Several ideas stood out to us, some that align with existing work, such as construction and new prosperity metrics; and others, including initiatives related to ports and airports, suggesting new opportunities for Vancouver Economic Commission, the City and other regional actors to grow our impact on climate action:
Similar to the circular economy concept, where people keep resources for as long possible to extract their maximum value, Doughnut Economics (created by renegade economist Kate Raworth) imagines the “doughnut zone” as the space where we can live sustainably – the space that exists between satisfying basic needs and staying within ecosystem boundaries. Amsterdam is a champion for this approach, with more than 40 city officials collaborating with circular economy experts to build a circular Amsterdam that satisfies residents and the environment. Vancouver Economic Commission has been working for some time on new ways to measure prosperity, and it is inspiring to see the Doughnut model being applied in more and more cities.
Activating Private Capital
Los Angeles, New York City, London and Portland have all made significant progress in driving public and private capital towards sustainable solutions. New York and London’s efforts as part of the C40 Divest/Invest Forum – a coalition of cities committed to exploring alternatives to fossil fuels and accelerating green investment – have sparked discussions promoting the use of large pools of capital for sustainable purposes. Los Angeles has vowed to mobilize private sector green investment within the city, aiming to reach $750 million by 2025 and $2 billion by 2035. Portland has introduced a new surcharge on large companies that is expected to raise up to $71 million per year for energy retrofits, job retraining and innovation investments. The potential for channeling Vancouver’s private capital towards sustainable solutions is too provocative to ignore.
Oslo, Copenhagen and Stockholm have committed to going even deeper into emissions in the construction sector by focusing on on-site emissions, and with good reason: C40 research has shown that changes in this industry could slash emissions by 44% before 2050. Strategies include using lower-carbon cement, reusing building materials and components, and using low or zero-emission construction machinery. Ancillary benefits of “clean” construction are equally attractive: reducing air and noise pollution, and providing opportunities for new jobs and skills, for starters. Vancouver’s work on reducing the carbon in building materials (“embodied carbon”) has already raised excitement around the world, but cleaning up construction equipment is yet another opportunity that has the potential to make our industry more competitive and climate-friendly.
City-sponsored Business Awards and Certifications
Cities like Paris and Tel Aviv offer pledge-based accolades that reward private sector businesses for broadcasting their commitment to climate action. A vetting process ensures commitments are aligned with city policy or relevant frameworks, such as the Sustainable Development Goals (17 goals designed by the United Nations General Assembly as a blueprint for achieving a more sustainable future). VEC saw that similar programs could be launched or developed within initiatives like the Pembina Institute’s sustainable businesses coalition, or perhaps in alignment with regional plans like Metro Vancouver’s Climate 2050.

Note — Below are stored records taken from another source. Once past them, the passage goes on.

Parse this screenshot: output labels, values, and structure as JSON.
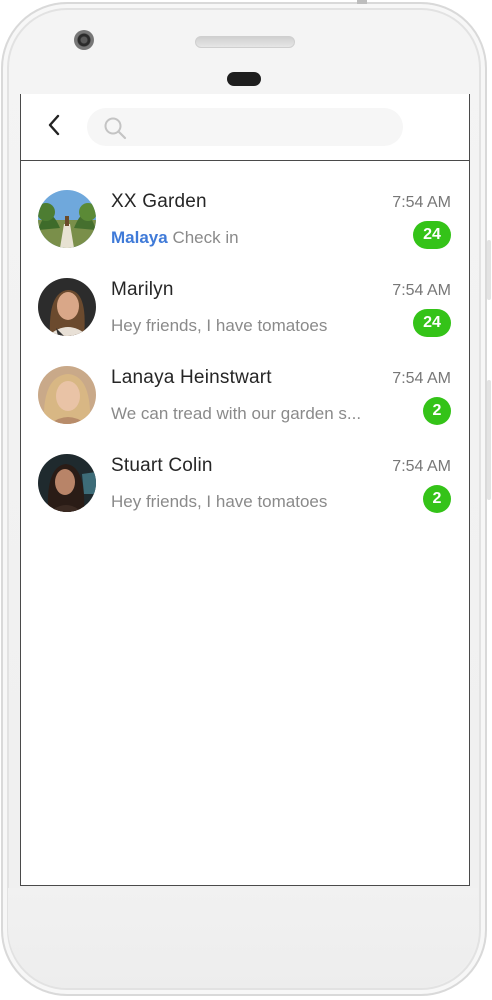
{
  "header": {
    "back_label": "Back",
    "search_placeholder": ""
  },
  "chats": [
    {
      "name": "XX Garden",
      "time": "7:54 AM",
      "sender": "Malaya",
      "message": "Check in",
      "unread": "24",
      "avatar": "garden-photo"
    },
    {
      "name": "Marilyn",
      "time": "7:54 AM",
      "sender": "",
      "message": "Hey friends, I have tomatoes",
      "unread": "24",
      "avatar": "person-photo"
    },
    {
      "name": "Lanaya Heinstwart",
      "time": "7:54 AM",
      "sender": "",
      "message": "We can tread with our garden s...",
      "unread": "2",
      "avatar": "person-photo"
    },
    {
      "name": "Stuart Colin",
      "time": "7:54 AM",
      "sender": "",
      "message": "Hey friends, I have tomatoes",
      "unread": "2",
      "avatar": "person-photo"
    }
  ],
  "colors": {
    "badge": "#34c318",
    "sender": "#3f7ad8"
  }
}
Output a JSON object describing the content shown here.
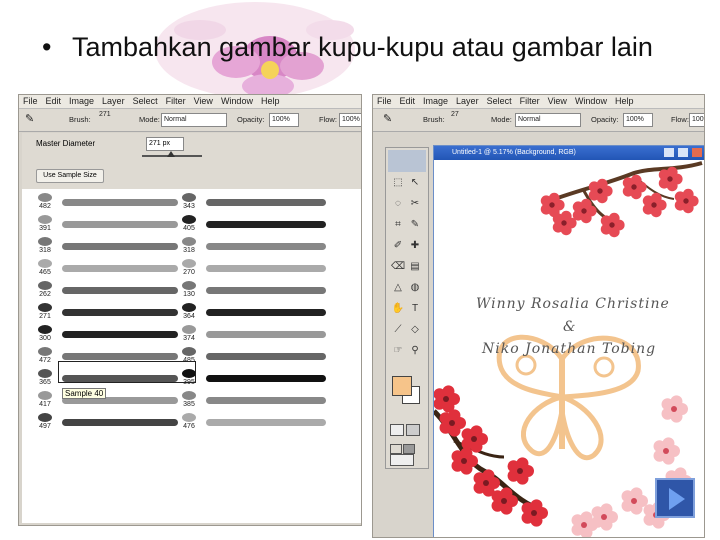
{
  "slide": {
    "bullet": "•",
    "title": "Tambahkan gambar kupu-kupu atau gambar lain"
  },
  "left_screenshot": {
    "menu": [
      "File",
      "Edit",
      "Image",
      "Layer",
      "Select",
      "Filter",
      "View",
      "Window",
      "Help"
    ],
    "options": {
      "brush_label": "Brush:",
      "brush_size": "271",
      "mode_label": "Mode:",
      "mode_value": "Normal",
      "opacity_label": "Opacity:",
      "opacity_value": "100%",
      "flow_label": "Flow:",
      "flow_value": "100%"
    },
    "panel": {
      "master_diameter_label": "Master Diameter",
      "master_diameter_value": "271 px",
      "sample_button": "Use Sample Size"
    },
    "brush_numbers_col1": [
      "482",
      "391",
      "318",
      "465",
      "262",
      "271",
      "300",
      "472",
      "365",
      "417",
      "497"
    ],
    "brush_numbers_col2": [
      "343",
      "405",
      "318",
      "270",
      "130",
      "364",
      "374",
      "485",
      "395",
      "385",
      "476"
    ],
    "tooltip": "Sample 40"
  },
  "right_screenshot": {
    "menu": [
      "File",
      "Edit",
      "Image",
      "Layer",
      "Select",
      "Filter",
      "View",
      "Window",
      "Help"
    ],
    "options": {
      "brush_label": "Brush:",
      "brush_size": "27",
      "mode_label": "Mode:",
      "mode_value": "Normal",
      "opacity_label": "Opacity:",
      "opacity_value": "100%",
      "flow_label": "Flow:",
      "flow_value": "100%"
    },
    "document_title": "Untitled-1 @ 5.17% (Background, RGB)",
    "canvas_text": {
      "line1": "Winny Rosalia Christine",
      "line2": "&",
      "line3": "Niko Jonathan Tobing"
    },
    "colors": {
      "foreground": "#f6c48a",
      "background": "#ffffff"
    }
  },
  "navigation": {
    "next_icon": "next-slide-icon",
    "accent": "#2f56a8"
  }
}
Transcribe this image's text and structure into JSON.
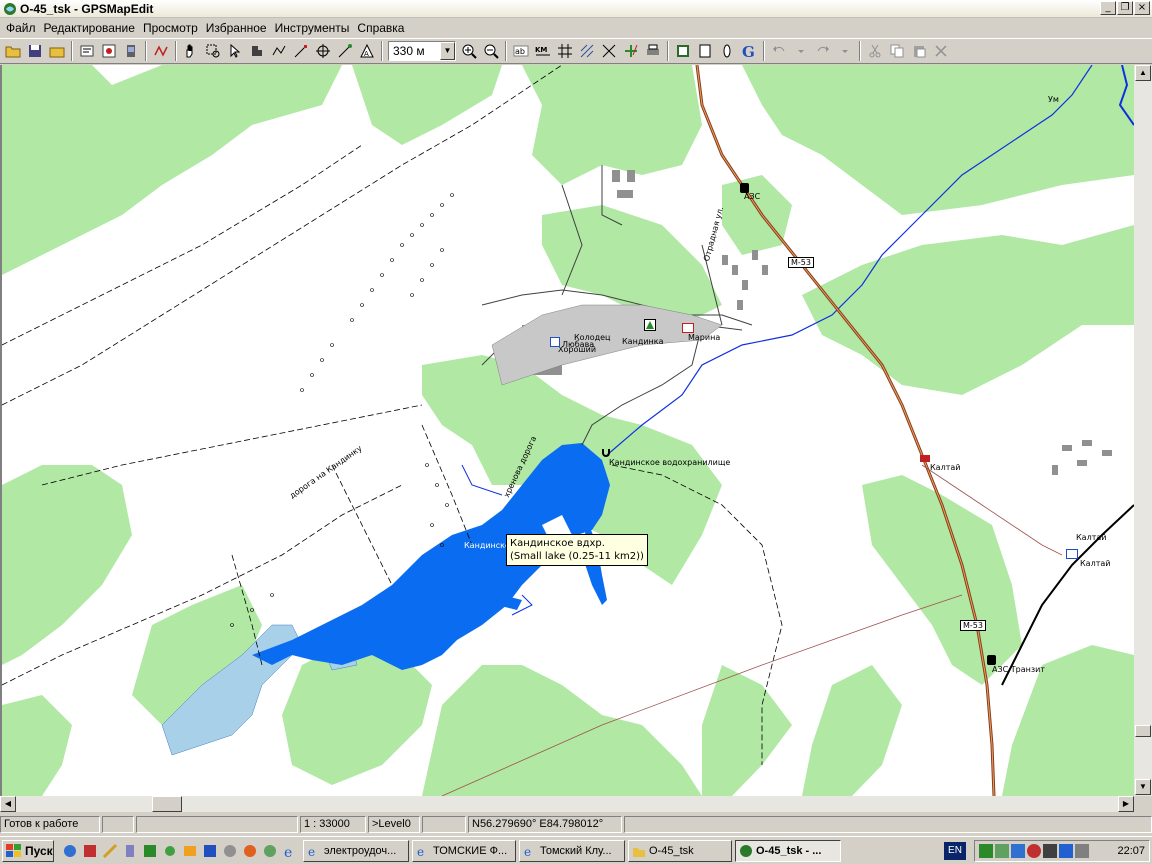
{
  "window": {
    "title": "O-45_tsk - GPSMapEdit"
  },
  "menu": [
    "Файл",
    "Редактирование",
    "Просмотр",
    "Избранное",
    "Инструменты",
    "Справка"
  ],
  "toolbar": {
    "scale_value": "330 м",
    "icons": [
      "open-icon",
      "save-icon",
      "folder-icon",
      "properties-icon",
      "waypoint-icon",
      "gps-icon",
      "hand-icon",
      "zoom-rect-icon",
      "pointer-icon",
      "pan-icon",
      "polyline-icon",
      "node-icon",
      "move-icon",
      "transform-icon",
      "label-icon",
      "zoom-in-icon",
      "zoom-out-icon",
      "labels-ab-icon",
      "scale-km-icon",
      "grid-icon",
      "hatch-icon",
      "route-icon",
      "plus-icon",
      "print-icon",
      "layers-icon",
      "page-icon",
      "info-icon",
      "google-icon",
      "undo-icon",
      "redo-icon",
      "cut-icon",
      "copy-icon",
      "paste-icon",
      "delete-icon"
    ]
  },
  "map": {
    "labels": {
      "um": "Ум",
      "azs": "АЗС",
      "m53_1": "М-53",
      "m53_2": "М-53",
      "otradnaya": "Отрадная ул.",
      "kolodec": "Колодец",
      "lyubava": "Любава",
      "horoshiy": "Хороший",
      "kandinka": "Кандинка",
      "marina": "Марина",
      "road_kandinka": "дорога на Кандинку",
      "kandinskoe_reservoir": "Кандинское водохранилище",
      "kandinsko": "Кандинско",
      "hrenova": "хренова дорога",
      "kaltay_1": "Калтай",
      "kaltay_2": "Калтай",
      "kaltay_3": "Калтай",
      "azs_tranzit": "АЗС Транзит"
    },
    "tooltip": {
      "line1": "Кандинское вдхр.",
      "line2": "(Small lake (0.25-11 km2))"
    },
    "colors": {
      "forest": "#b0e8a4",
      "water": "#0a6cf0",
      "road": "#8a3c1a",
      "river": "#1030e0",
      "marsh": "#a8d0e8"
    }
  },
  "status": {
    "ready": "Готов к работе",
    "scale": "1 : 33000",
    "level": ">Level0",
    "coords": "N56.279690° E84.798012°"
  },
  "taskbar": {
    "start": "Пуск",
    "tasks": [
      "электроудоч...",
      "ТОМСКИЕ Ф...",
      "Томский Клу...",
      "O-45_tsk",
      "O-45_tsk - ..."
    ],
    "lang": "EN",
    "clock": "22:07"
  }
}
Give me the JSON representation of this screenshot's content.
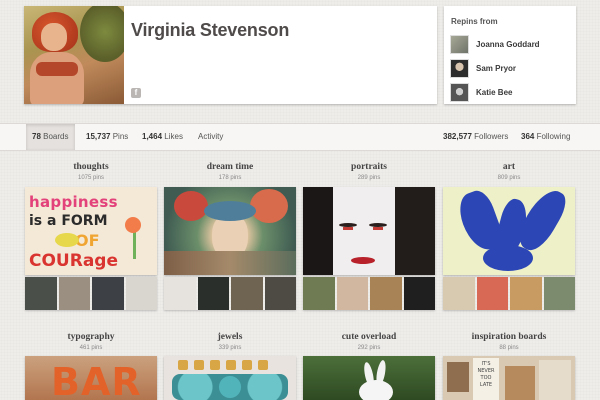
{
  "profile": {
    "name": "Virginia Stevenson"
  },
  "repins": {
    "title": "Repins from",
    "people": [
      {
        "name": "Joanna Goddard",
        "avatar_color": "#8b8f84"
      },
      {
        "name": "Sam Pryor",
        "avatar_color": "#3f3f3f"
      },
      {
        "name": "Katie Bee",
        "avatar_color": "#6b6b6b"
      }
    ]
  },
  "stats": {
    "boards_count": "78",
    "boards_label": "Boards",
    "pins_count": "15,737",
    "pins_label": "Pins",
    "likes_count": "1,464",
    "likes_label": "Likes",
    "activity_label": "Activity",
    "followers_count": "382,577",
    "followers_label": "Followers",
    "following_count": "364",
    "following_label": "Following"
  },
  "boards": [
    {
      "title": "thoughts",
      "pins": "1075 pins",
      "cover_text": [
        "happiness",
        "is a FORM",
        "OF",
        "COURage"
      ],
      "thumb_colors": [
        "#4a4f4a",
        "#9a8f80",
        "#3d4044",
        "#d9d6d0"
      ]
    },
    {
      "title": "dream time",
      "pins": "178 pins",
      "thumb_colors": [
        "#e6e2de",
        "#2b2f2c",
        "#6f6452",
        "#4e4a44"
      ]
    },
    {
      "title": "portraits",
      "pins": "289 pins",
      "thumb_colors": [
        "#6f7b52",
        "#d2b7a0",
        "#a88355",
        "#1f1f1f"
      ]
    },
    {
      "title": "art",
      "pins": "809 pins",
      "thumb_colors": [
        "#d7cab0",
        "#d86a55",
        "#c89b62",
        "#7c8a6e"
      ]
    },
    {
      "title": "typography",
      "pins": "461 pins",
      "cover_text": [
        "BAR"
      ]
    },
    {
      "title": "jewels",
      "pins": "339 pins"
    },
    {
      "title": "cute overload",
      "pins": "292 pins"
    },
    {
      "title": "inspiration boards",
      "pins": "88 pins",
      "cover_text": [
        "IT'S",
        "NEVER",
        "TOO",
        "LATE"
      ]
    }
  ]
}
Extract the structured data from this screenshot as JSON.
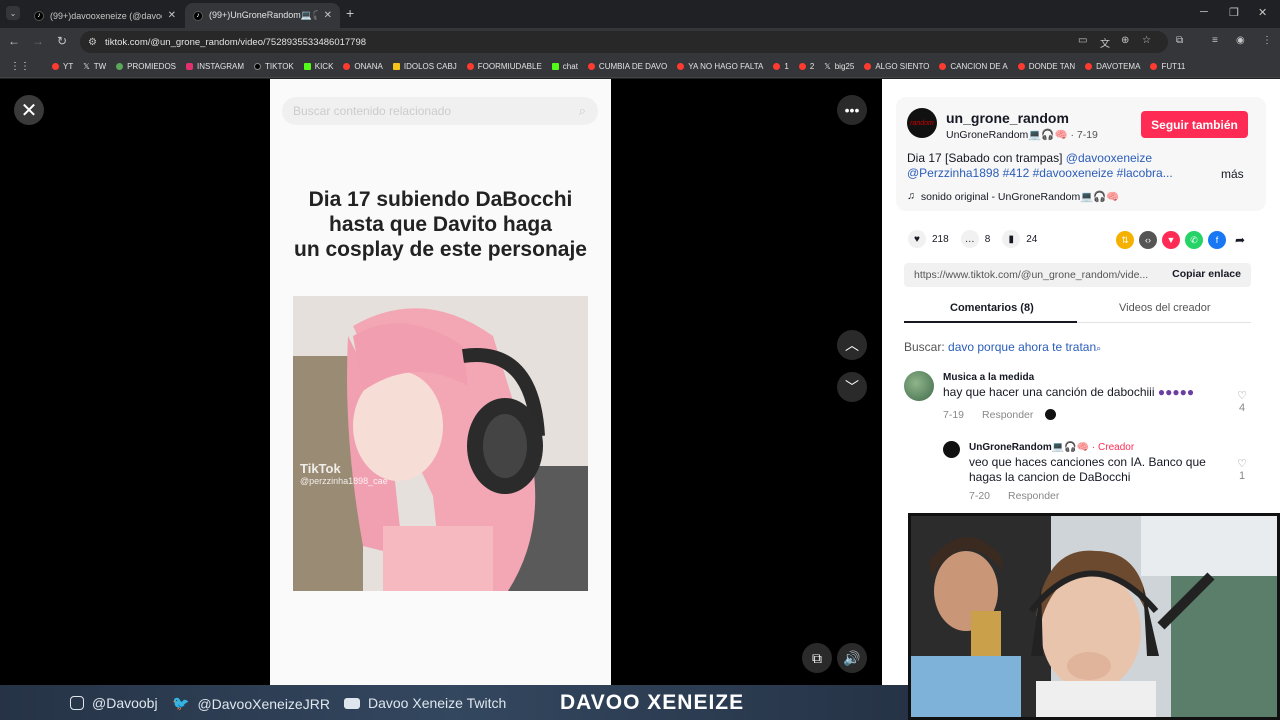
{
  "browser": {
    "tabs": [
      {
        "title": "(99+)davooxeneize (@davooxe",
        "active": false
      },
      {
        "title": "(99+)UnGroneRandom💻🎧🧠 (@",
        "active": true
      }
    ],
    "url": "tiktok.com/@un_grone_random/video/7528935533486017798",
    "bookmarks": [
      "YT",
      "TW",
      "PROMIEDOS",
      "INSTAGRAM",
      "TIKTOK",
      "KICK",
      "ONANA",
      "IDOLOS CABJ",
      "FOORMIUDABLE",
      "chat",
      "CUMBIA DE DAVO",
      "YA NO HAGO FALTA",
      "1",
      "2",
      "big25",
      "ALGO SIENTO",
      "CANCION DE A",
      "DONDE TAN",
      "DAVOTEMA",
      "FUT11"
    ]
  },
  "video": {
    "search_placeholder": "Buscar contenido relacionado",
    "caption_lines": [
      "Dia 17 subiendo DaBocchi",
      "hasta que Davito haga",
      "un cosplay de este personaje"
    ],
    "watermark_brand": "TikTok",
    "watermark_user": "@perzzinha1898_cae"
  },
  "post": {
    "avatar_text": "random",
    "username": "un_grone_random",
    "display_name": "UnGroneRandom💻🎧🧠",
    "date": "· 7-19",
    "follow_label": "Seguir también",
    "desc_plain": "Dia 17 [Sabado con trampas] ",
    "desc_tags": "@davooxeneize @Perzzinha1898 #412 #davooxeneize #lacobra...",
    "more_label": "más",
    "sound": "sonido original - UnGroneRandom💻🎧🧠",
    "likes": "218",
    "comments": "8",
    "saves": "24",
    "link": "https://www.tiktok.com/@un_grone_random/vide...",
    "copy_label": "Copiar enlace",
    "tab_comments": "Comentarios (8)",
    "tab_videos": "Videos del creador",
    "search_prefix": "Buscar:",
    "search_query": "davo porque ahora te tratan"
  },
  "comments": [
    {
      "name": "Musica a la medida",
      "text": "hay que hacer una canción de dabochiii",
      "date": "7-19",
      "reply": "Responder",
      "likes": "4"
    },
    {
      "name": "UnGroneRandom💻🎧🧠",
      "creator": "· Creador",
      "text": "veo que haces canciones con IA. Banco que hagas la cancion de DaBocchi",
      "date": "7-20",
      "reply": "Responder",
      "likes": "1"
    }
  ],
  "footer": {
    "instagram": "@Davoobj",
    "twitter": "@DavooXeneizeJRR",
    "youtube": "Davoo Xeneize Twitch",
    "brand": "DAVOO XENEIZE"
  }
}
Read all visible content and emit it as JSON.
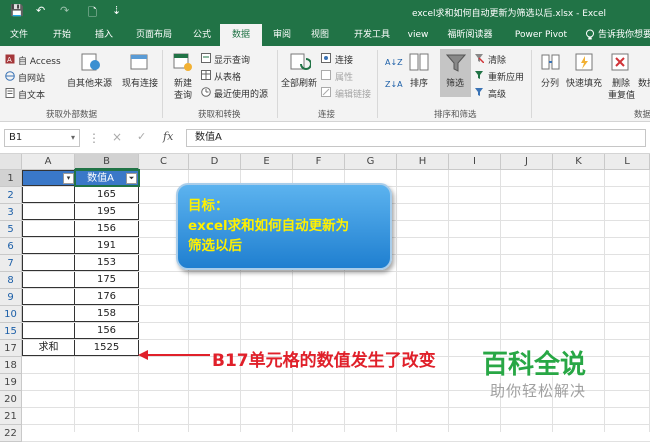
{
  "window": {
    "title": "excel求和如何自动更新为筛选以后.xlsx  -  Excel",
    "qa_save": "💾",
    "qa_undo": "↶",
    "qa_redo": "↷",
    "qa_preview": "🗋",
    "qa_customize": "⇣"
  },
  "tabs": [
    "文件",
    "开始",
    "插入",
    "页面布局",
    "公式",
    "数据",
    "审阅",
    "视图",
    "开发工具",
    "view",
    "福昕阅读器",
    "Power Pivot",
    "告诉我你想要"
  ],
  "ribbon": {
    "ext_access": "自 Access",
    "ext_web": "自网站",
    "ext_text": "自文本",
    "ext_other": "自其他来源",
    "existing": "现有连接",
    "group_external": "获取外部数据",
    "new_query_1": "新建",
    "new_query_2": "查询",
    "show_queries": "显示查询",
    "from_table": "从表格",
    "recent_sources": "最近使用的源",
    "group_transform": "获取和转换",
    "refresh_all": "全部刷新",
    "connections": "连接",
    "properties": "属性",
    "edit_links": "编辑链接",
    "group_connections": "连接",
    "sort_az": "A↓Z",
    "sort_za": "Z↓A",
    "sort": "排序",
    "filter": "筛选",
    "clear": "清除",
    "reapply": "重新应用",
    "advanced": "高级",
    "group_sort_filter": "排序和筛选",
    "text_to_columns": "分列",
    "flash_fill": "快速填充",
    "remove_dup_1": "删除",
    "remove_dup_2": "重复值",
    "validation": "数据",
    "group_tools": "数据"
  },
  "formula_bar": {
    "name_box": "B1",
    "fx": "fx",
    "cancel": "×",
    "enter": "✓",
    "content": "数值A"
  },
  "columns": [
    "A",
    "B",
    "C",
    "D",
    "E",
    "F",
    "G",
    "H",
    "I",
    "J",
    "K",
    "L"
  ],
  "rows": [
    {
      "num": "1",
      "a": "",
      "b": "数值A"
    },
    {
      "num": "2",
      "a": "",
      "b": "165"
    },
    {
      "num": "3",
      "a": "",
      "b": "195"
    },
    {
      "num": "5",
      "a": "",
      "b": "156"
    },
    {
      "num": "6",
      "a": "",
      "b": "191"
    },
    {
      "num": "7",
      "a": "",
      "b": "153"
    },
    {
      "num": "8",
      "a": "",
      "b": "175"
    },
    {
      "num": "9",
      "a": "",
      "b": "176"
    },
    {
      "num": "10",
      "a": "",
      "b": "158"
    },
    {
      "num": "15",
      "a": "",
      "b": "156"
    },
    {
      "num": "17",
      "a": "求和",
      "b": "1525"
    },
    {
      "num": "18",
      "a": "",
      "b": ""
    },
    {
      "num": "19",
      "a": "",
      "b": ""
    },
    {
      "num": "20",
      "a": "",
      "b": ""
    },
    {
      "num": "21",
      "a": "",
      "b": ""
    },
    {
      "num": "22",
      "a": "",
      "b": ""
    }
  ],
  "callout": {
    "line1": "目标：",
    "line2": "excel求和如何自动更新为",
    "line3": "筛选以后"
  },
  "annotation": "B17单元格的数值发生了改变",
  "watermark": {
    "brand": "百科全说",
    "slogan": "助你轻松解决"
  },
  "colors": {
    "excel_green": "#217346",
    "callout_text": "#fff000",
    "annotation_red": "#e0202a",
    "filtered_row_blue": "#1c5fa8",
    "watermark_green": "#28a745"
  }
}
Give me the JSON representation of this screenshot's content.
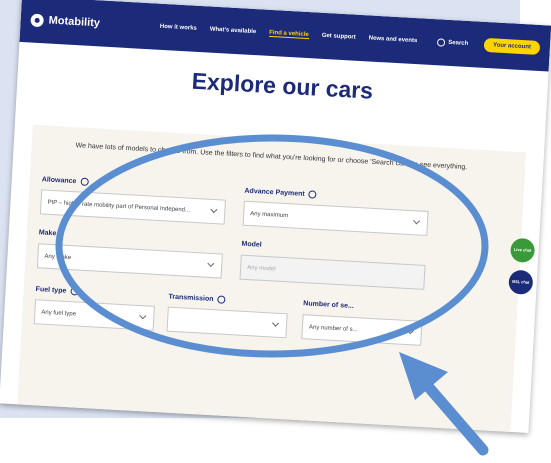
{
  "nav": {
    "brand": "Motability",
    "links": [
      "How it works",
      "What's available",
      "Find a vehicle",
      "Get support",
      "News and events"
    ],
    "search_label": "Search",
    "account_label": "Your account"
  },
  "page": {
    "title": "Explore our cars",
    "intro": "We have lots of models to choose from. Use the filters to find what you're looking for or choose 'Search cars' to see everything."
  },
  "filters": {
    "allowance": {
      "label": "Allowance",
      "value": "PIP – higher rate mobility part of Personal Independ..."
    },
    "advance_payment": {
      "label": "Advance Payment",
      "value": "Any maximum"
    },
    "make": {
      "label": "Make",
      "value": "Any make"
    },
    "model": {
      "label": "Model",
      "placeholder": "Any model"
    },
    "fuel_type": {
      "label": "Fuel type",
      "value": "Any fuel type"
    },
    "transmission": {
      "label": "Transmission",
      "value": ""
    },
    "seats": {
      "label": "Number of se...",
      "value": "Any number of s..."
    }
  },
  "side_buttons": {
    "chat": "Live chat",
    "bsl": "BSL chat"
  },
  "colors": {
    "navy": "#1c2a7a",
    "yellow": "#ffd400",
    "highlight": "#5b8ed0",
    "chat_green": "#3a9a3a"
  }
}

Global Industry Challenge Programs
City-led challenge-based programs like New York’s NYCx Challenges (specifically the Climate Action Challenge) and Toronto’s UPPlift (check out the sustainable construction challenge that uses drones, VR and robots) encourage businesses and entrepreneurs to propose initiatives that transform and improve the livelihood of citizens. During the C40 World Mayors Summit, cities proposed joining forces to “bundle” common challenges related to the climate crisis. Vancouver is already home to the Green and Digital Demonstration Program, which provides access to assets and infrastructure for product testing and showcasing opportunities; however, banding together with fellow C40 cities facing similar green economy obstacles can dramatically enhance idea generation and implementation.
Port Cities Network
During the C40 World Mayors Summit, ideas were shared supporting the creation of a harbour city network that intersects with ports, and possibly airports. Linking the Port of Vancouver and Vancouver International Airport to this network could unlock new resources for Vancouver, and leverage existing sustainability activities to impact global audiences.
To step inside the C40 World Mayors Summit, click here.